Cut off a piece of the dough and keep the rest covered while you work. Roll out the dough as thin as possible, ideally with a pasta roller. It will thicken when it cooks, so thick dough means really thick noodles.  You may need to sprinkle the dough with more flour as you roll it out.

One tricky part of this process is finding space to lay out the noodles so you can cut them into pieces or strips and let them dry for a few minutes. If you have a wooden laundry rack, that would work great (not an option at our house because of the dog).

This recipe makes about a pound of pasta, which will only take about 3 minutes to cook in boiling water. If you have a kitchen assistant, have them put the noodles in the water while you stir the pot to keep them from sticking together.  My mom and I put all the noodles in a bowl, then dumped the bowl into the pot of boiling water.  Be careful as you stir, since the water will splash.

Next time, I’ll probably add in some dried herbs. I’m also thinking this would be great in a lasagna dish.  I haven’t tried this, but I’ve read that you can freeze the uncooked pasta, and then cook it directly from the freezer.

Stats: 2 down 99 to go

Homemade Hummus

Last week, I made chickpeas (a.k.a. garbanzo beans) in the slow cooker and ended up overcooking them so I decided they would be great for hummus, which Kip loves.  He’s tried a couple of times to make hummus and it never turned out quite right, but since I had just picked up my copy of The Homemade Pantry on Saturday, I took some time on Sunday to put it to the test.

Alana is very clear that the recipes in the book are hers and that you should feel free to modify them to make them your own.  I would do that anyway, but I appreciate her attitude (or lack thereof).  The recipe calls for 7 cups of chickpeas, but I had about 3, which made a nice amount since there’s only one person who eats hummus in our house.

3 cups chickpeas, with the juice or broth reserved for later use
6 cloves of garlic
1/3 cup lime juice (I didn’t have lemon)
1/4 cup sesame seeds (I didn’t have sesame paste – tahini)
1/2 teaspoon kosher salt (use 1/4 teaspoon if you have plain salt)
1/2 teaspoon cumin
1/4 teaspoon Peppadew powder (or a pinch of cayenne powder)
2 tablespoons chickpea liquid (or olive oil)

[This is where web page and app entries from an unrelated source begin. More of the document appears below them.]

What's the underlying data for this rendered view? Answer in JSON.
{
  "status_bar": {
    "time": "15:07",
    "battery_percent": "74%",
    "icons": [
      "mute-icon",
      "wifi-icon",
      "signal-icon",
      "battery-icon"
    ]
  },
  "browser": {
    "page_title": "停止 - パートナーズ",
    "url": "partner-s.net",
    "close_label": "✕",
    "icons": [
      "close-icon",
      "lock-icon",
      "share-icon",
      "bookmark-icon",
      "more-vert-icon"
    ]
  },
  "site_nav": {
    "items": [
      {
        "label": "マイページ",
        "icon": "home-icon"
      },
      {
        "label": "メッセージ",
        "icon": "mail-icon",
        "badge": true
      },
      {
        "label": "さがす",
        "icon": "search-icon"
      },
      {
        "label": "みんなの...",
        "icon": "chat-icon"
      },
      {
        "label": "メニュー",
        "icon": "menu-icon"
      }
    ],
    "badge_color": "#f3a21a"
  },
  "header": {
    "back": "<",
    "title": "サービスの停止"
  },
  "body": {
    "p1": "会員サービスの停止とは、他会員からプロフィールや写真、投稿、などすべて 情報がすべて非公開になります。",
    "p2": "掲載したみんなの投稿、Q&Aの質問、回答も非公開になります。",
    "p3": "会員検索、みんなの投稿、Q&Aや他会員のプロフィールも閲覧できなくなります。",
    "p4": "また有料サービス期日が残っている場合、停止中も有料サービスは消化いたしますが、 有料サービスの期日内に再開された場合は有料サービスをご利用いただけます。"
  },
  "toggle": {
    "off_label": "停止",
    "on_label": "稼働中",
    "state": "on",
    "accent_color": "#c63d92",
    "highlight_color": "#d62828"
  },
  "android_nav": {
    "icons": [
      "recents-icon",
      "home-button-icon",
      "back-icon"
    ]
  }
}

I used a little food chopper that attaches to my stick blender, since I had it out already.  I had to work in several small batches, but I had one less thing to clean when I finished.  The sesame seeds didn’t magically turn into tahini, like they would have in a food processor or our Vita-Mix blender.  Regardless, Kip thought it was the best hummus we’ve ever made.

Stats: 1 recipe down, 100 to go

The Homemade Pantry

I have a new toy cookbook.   The Homemade Pantry, by Alana Chernila, and the her blog,  Eating From The Ground Up, were mentioned on another blog I follow.   Alana and I share similar philosophies about food.  Her blog post called Easy really hit home with me and I agree that I don’t cook at home because it’s easy.

When I cook (mostly) from scratch, I can control the ingredients, which means it doesn’t include lots of chemicals and other things I can’t pronounce or spell.  I can use organic ingredients as much as possible and purchase items from local stores and farms that I want to support, instead of a big-box retailer.

Most things I cook wouldn’t be considered difficult, but aren’t in the category of 30-minutes or less, super fast or extremely easy.  But, I’d venture a guess that they taste better than packaged meals and are healthier.

Various people have put together stories about how they’ve cooked their way through a particular cookbook.  There’s Julie & Julia, where a woman cooked through one of Julia Child’s cookbooks.  There’s Alinea at Home, where she’s cooking her way through the massive Alinea cookbook.  I can’t even comprehend that.  But, I can see myself working through The Homemade Pantry and sharing my experiences with you.  Hopefully I can inspire you to make something from scratch, too.